MOSCOW, October 18 (RIA Novosti) – Moscow police is to hold weekly operations to round up unauthorized migrants, the city’s head of police said Friday, unveiling a strategy apparently aimed at alleviating discontent over growing numbers of foreign workers in the city.
Anatoly Yakunin said police patrols will be stepped up every Friday to check on apartments where migrants may be living as part of an operation code-named “Signal.”
The operation, which will draw on the entire Moscow police force, private security firms and citizen volunteers, is also designed to cut down on illegal gambling and theft.
Yakunin said the police aim to identify all apartments in Moscow rented by unauthorized migrants by the end of the year.
The announcement comes after a week of simmering interethnic tension in the capital that followed the fatal stabbing of 25-year-old Yegor Shcherbakov in the southern Biryulyovo district. Police have arrested an Azerbaijani citizen on suspicion of committing the murder.
Authorities detained hundreds of people after an unsanctioned protest over the killing spiraled out of control amid rumors it had been committed by a migrant. On Sunday evening, protesters clashed with riot police and attacked Biryulyovo’s Pokrovsky vegetable warehouse, where many migrant laborers work.
The authorities raided the warehouse on Monday, arresting over a thousand workers in what they called a preemptive crackdown on illegal migration.
In August, Moscow police rounded up more than a thousand suspected unauthorized migrants after policemen attempting to make an arrest in another market were attacked by a mob of market workers.
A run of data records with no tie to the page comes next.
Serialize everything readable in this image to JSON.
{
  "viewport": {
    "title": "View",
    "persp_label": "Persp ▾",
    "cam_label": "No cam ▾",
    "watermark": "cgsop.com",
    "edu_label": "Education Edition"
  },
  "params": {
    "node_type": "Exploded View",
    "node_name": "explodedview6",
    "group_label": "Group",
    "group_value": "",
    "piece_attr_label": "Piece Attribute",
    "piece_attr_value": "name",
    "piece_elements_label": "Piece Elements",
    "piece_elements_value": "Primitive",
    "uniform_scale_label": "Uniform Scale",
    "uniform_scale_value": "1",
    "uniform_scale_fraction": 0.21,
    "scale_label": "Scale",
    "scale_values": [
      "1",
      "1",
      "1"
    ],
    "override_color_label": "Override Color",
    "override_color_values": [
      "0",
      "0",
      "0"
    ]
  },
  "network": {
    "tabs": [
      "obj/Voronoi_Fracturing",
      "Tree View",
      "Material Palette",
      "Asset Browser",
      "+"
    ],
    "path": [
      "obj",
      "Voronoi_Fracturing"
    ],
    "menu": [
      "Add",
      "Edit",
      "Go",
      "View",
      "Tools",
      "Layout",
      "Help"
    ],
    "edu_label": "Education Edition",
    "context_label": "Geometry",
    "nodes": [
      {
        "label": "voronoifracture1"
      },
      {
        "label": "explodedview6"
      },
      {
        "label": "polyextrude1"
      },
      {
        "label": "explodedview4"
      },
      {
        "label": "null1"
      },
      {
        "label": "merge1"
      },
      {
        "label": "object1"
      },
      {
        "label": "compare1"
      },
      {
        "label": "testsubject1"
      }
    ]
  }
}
Many of those working in the capital's large markets are either foreign or hail from the predominantly Muslim Russian republics of the North Caucasus.
Anti-migrant sentiment has increased in Russia over the last ten years in reaction to a huge influx of migrant laborers from Russia’s North Caucasus and Central Asia.
While popular sentiment remains staunchly hostile to large-scale immigration, the government is acutely aware that migrant labor is vital to the economy, as Russia's demographic profile means the number of working-age people is falling rapidly.